# Quantum computers and Turing Machine

As far as I know, a Turing Machine is the widely used model in computational theory to know whether something could be computed and if computed can they can be computed in finite time (P, NP, NPSpace). But I have the following doubts:

1. Is a Turing Machine essentially a black-box model where a set of inputs give a set of outputs such that there could be no interaction during computation? By no interaction, I mean that during computation the variables wouldn't be altered by an external factor.
2. As an extension to the above question, are non-deterministic functions Turing complete?
3. Is Turing Machine an efficient model for Quantum Computing?

Going by what I have learned so far, my answers are:

1. Turing Machines cannot handle interaction and random behavior and it's not guaranteed even by Turing in his original paper.
2. Non-deterministic functions may bring Turing machines to a halt.
3. No since Turing machines cannot efficiently support the superposition of bits.

Note

I am not well-versed in either Computational Theory or Quantum Computing. So a lot of links and some beginner's stuff would be a lot helpful and reading this article inspired this question.

1) As you pointed out a lot of the theory about "what can be computed" is based on it. For that to work out it is essential to know how it operates internally. A Turing machine is not a black box. A favorable property of Turing machines is their locality of change. Every step changes just very little, that is, the internal state (think of it as number), the letter on the tape and the position on the tape. The latter can only be changed by 1 step to the left or to the right. In this model all input is in form of what is written on the tape. The tape content is only changed by the machine. So - no interaction.

2) A machine or programming language is called Turing complete, if it can simulate all Turing machines. Thus, non-deterministic Turing machines are Turing complete, because they can simulate a Turing machine by simply not using non-determinism. Interestingly enough, a deterministic Turing can simulate a non-deterministic one, simply by trying all possible outcomes of non-deterministic results sequentially. This is a brute force approach and not very efficient. It is unclear if there is an efficient way to do it. BTW, most computer scientist do not think that it can be done.

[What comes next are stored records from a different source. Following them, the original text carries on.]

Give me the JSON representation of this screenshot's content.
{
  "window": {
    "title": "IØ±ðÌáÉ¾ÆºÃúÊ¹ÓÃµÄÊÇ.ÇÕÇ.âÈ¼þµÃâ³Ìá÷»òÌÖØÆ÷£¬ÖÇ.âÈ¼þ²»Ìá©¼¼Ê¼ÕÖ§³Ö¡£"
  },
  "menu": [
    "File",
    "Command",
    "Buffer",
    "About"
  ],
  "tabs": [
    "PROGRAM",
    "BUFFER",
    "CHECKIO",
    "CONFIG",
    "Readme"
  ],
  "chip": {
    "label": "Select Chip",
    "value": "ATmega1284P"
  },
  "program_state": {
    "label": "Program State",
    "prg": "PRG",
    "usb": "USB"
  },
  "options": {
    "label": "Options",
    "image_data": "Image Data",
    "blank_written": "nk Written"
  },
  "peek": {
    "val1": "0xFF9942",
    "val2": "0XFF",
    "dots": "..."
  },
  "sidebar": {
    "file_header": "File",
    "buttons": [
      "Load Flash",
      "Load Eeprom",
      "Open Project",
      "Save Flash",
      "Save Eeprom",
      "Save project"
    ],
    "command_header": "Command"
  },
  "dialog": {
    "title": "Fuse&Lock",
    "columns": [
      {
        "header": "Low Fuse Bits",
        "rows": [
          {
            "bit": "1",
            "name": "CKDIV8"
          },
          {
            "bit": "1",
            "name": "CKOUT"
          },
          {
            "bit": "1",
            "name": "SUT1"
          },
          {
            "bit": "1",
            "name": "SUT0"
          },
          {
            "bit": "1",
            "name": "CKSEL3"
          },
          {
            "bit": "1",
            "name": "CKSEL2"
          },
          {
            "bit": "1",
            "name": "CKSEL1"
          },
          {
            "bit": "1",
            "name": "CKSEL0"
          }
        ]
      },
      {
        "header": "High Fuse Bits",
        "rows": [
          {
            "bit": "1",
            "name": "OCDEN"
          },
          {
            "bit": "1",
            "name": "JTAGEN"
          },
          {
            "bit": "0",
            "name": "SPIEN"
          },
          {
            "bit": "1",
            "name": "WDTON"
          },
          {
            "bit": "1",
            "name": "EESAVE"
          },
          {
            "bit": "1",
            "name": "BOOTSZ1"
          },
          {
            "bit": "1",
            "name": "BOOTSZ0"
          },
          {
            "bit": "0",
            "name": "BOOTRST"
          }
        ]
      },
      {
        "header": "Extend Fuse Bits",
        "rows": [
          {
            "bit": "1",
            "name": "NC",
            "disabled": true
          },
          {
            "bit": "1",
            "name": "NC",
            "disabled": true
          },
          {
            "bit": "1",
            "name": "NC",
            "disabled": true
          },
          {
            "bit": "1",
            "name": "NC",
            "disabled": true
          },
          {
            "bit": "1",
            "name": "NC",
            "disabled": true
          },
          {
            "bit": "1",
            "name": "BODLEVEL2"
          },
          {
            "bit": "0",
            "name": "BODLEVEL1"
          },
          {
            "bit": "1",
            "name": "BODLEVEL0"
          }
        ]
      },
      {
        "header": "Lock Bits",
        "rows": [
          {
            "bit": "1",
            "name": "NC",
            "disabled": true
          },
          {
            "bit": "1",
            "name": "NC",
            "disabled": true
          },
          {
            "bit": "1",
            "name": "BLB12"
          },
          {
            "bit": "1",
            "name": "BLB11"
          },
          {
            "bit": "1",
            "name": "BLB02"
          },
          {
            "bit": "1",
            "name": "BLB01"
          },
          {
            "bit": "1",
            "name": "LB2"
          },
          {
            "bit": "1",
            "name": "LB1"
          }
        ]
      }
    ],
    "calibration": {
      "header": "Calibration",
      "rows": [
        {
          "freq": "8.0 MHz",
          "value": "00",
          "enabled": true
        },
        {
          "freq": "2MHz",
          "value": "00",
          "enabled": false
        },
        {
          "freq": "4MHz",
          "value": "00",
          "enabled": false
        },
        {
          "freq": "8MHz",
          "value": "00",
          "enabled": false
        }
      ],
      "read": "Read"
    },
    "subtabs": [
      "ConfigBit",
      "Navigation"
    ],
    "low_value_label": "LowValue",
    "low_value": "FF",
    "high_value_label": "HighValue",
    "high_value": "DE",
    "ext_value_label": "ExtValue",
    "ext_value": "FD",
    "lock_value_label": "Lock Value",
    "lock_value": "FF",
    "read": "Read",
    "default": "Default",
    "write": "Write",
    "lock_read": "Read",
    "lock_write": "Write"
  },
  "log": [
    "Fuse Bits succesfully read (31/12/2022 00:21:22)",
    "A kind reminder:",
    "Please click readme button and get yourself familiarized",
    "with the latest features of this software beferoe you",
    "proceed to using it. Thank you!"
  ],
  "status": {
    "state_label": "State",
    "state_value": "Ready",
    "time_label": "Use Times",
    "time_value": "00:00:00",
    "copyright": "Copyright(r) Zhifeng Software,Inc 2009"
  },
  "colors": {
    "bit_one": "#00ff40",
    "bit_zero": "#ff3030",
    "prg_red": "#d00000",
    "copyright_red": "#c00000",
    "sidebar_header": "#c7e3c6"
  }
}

As for your own answer to this - Turing machines are supposed to halt. In this context it means that the computation is finished and has a result. You might think it means that the machine gets frozen. But it is the other way round. A frozen machine (e.g. your desktop computer) did not halt, when it was supposed to and know you are waiting forever and cannot do anything (but reboot). Non-determinism has no effect on a machine halting or not.

3) The only known way to simulate a quantum computing device uses non-determinism. As said under 2), we can simulate non-determinism, but not efficiently. And we probably never will.

• 1) While input to a TM can only come from its tape, this tape has input from all sources, including from user input. At the face of it, this doesn't seem to allow for interaction because the contents of the tape can't depend on the states of the TM or the partial output, but user interaction can still be modeled by running the TM multiple times: each time it produces output (halts), a new tape is fed in, allowing for input to depend on previous output. It's unwieldy, but theoretically sound (much as QM could theoretically be used for classical problems). Nov 10 '14 at 7:43
• 2) A DTM running an NTM's computions sequentially isn't equivalent when a branch of the latter doesn't halt. In this case, the NTM will halt, but the DTM won't if it runs the non-halting branch before the accepting branch. An NTM-equivalent DTM basically runs all the NTM computations in parallel, either actually, by having a DTM configuration represent multiple NTM configurations, or virtually, with serial multitasking. Nov 10 '14 at 7:58

Quantum computers are still within the limits of Turing-complete. You can exactly simulate one with a regular machine, it would simply take exponential time. Of course, the complexity classes are not necessarily the same- for example, discrete factorization is an NP-hard problem on a classical computer but a quantum algorithm can do it in linear time.

Quantum computers do not fundamentally break the rules of computation. No quantum computer can solve the Halting Problem, or anything like that. They can simply perform some kinds of computation much, much faster than a classical computer. It's exactly the same as having an exponentially faster classical machine.

Although quantum computers may be faster than classical computers, they can't solve any problems that classical computers can't solve. A Turing machine can simulate these quantum computers, so such a quantum computer could never solve an undecidable problem like the halting problem. There is a common misconception that quantum computers can solve NP-complete problems in polynomial time. That is not known to be true, and is generally suspected to be false. The existence of "standard" quantum computers does not disprove the Church–Turing thesis. The D-Wave machine is solving problems using quantum technology but it is not a "general purpose" or standard computer in any sense of the term. That it does what it is doing is great and it will be fascinating to see what the future brings. See the references cited in the Wikipedia entry.

• this post is rather hard to read (wall of text). Would you mind editing it into a better shape? It is also unclear what references and what Wikipedia entry you are talking about
– gnat
Nov 10 '14 at 7:06